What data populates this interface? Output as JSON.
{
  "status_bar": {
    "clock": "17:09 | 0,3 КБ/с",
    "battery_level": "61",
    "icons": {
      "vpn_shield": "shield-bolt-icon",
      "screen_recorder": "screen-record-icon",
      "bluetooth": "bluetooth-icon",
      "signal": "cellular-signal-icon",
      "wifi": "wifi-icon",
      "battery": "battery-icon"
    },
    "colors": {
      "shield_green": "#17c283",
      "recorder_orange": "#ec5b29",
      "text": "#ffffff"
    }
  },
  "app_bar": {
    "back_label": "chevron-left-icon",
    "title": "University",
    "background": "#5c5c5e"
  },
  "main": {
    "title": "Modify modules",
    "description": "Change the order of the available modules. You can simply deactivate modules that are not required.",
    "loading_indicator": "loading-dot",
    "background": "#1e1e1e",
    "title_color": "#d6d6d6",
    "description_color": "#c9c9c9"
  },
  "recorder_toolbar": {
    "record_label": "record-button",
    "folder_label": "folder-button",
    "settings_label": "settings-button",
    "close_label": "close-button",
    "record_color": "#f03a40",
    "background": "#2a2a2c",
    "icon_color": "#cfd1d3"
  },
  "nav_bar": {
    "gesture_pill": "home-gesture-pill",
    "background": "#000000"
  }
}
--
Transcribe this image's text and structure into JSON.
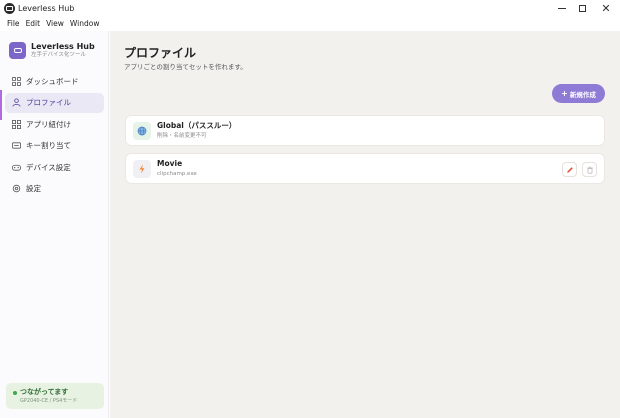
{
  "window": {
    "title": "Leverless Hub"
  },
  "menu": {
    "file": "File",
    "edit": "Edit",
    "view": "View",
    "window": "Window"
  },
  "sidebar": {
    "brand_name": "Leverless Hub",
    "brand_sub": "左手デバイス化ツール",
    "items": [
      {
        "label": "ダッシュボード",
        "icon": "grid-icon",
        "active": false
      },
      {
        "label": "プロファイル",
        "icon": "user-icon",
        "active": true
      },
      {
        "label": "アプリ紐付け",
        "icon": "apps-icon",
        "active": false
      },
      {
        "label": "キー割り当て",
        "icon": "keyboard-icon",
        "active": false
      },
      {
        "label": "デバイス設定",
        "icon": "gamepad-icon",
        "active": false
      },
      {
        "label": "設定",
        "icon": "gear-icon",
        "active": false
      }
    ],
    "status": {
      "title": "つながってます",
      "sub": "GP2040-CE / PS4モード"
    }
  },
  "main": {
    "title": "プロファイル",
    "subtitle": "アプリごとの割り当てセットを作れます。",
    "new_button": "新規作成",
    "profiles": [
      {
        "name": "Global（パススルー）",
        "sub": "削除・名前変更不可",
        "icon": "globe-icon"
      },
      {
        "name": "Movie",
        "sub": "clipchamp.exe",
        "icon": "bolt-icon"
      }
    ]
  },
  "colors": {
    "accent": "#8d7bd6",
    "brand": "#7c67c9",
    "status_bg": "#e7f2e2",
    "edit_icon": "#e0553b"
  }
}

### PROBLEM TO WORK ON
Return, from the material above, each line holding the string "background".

### RESPONSE TO THE EXERCISE
    "background": "#5c5c5e"
    "background": "#1e1e1e",
    "background": "#2a2a2c",
    "background": "#000000"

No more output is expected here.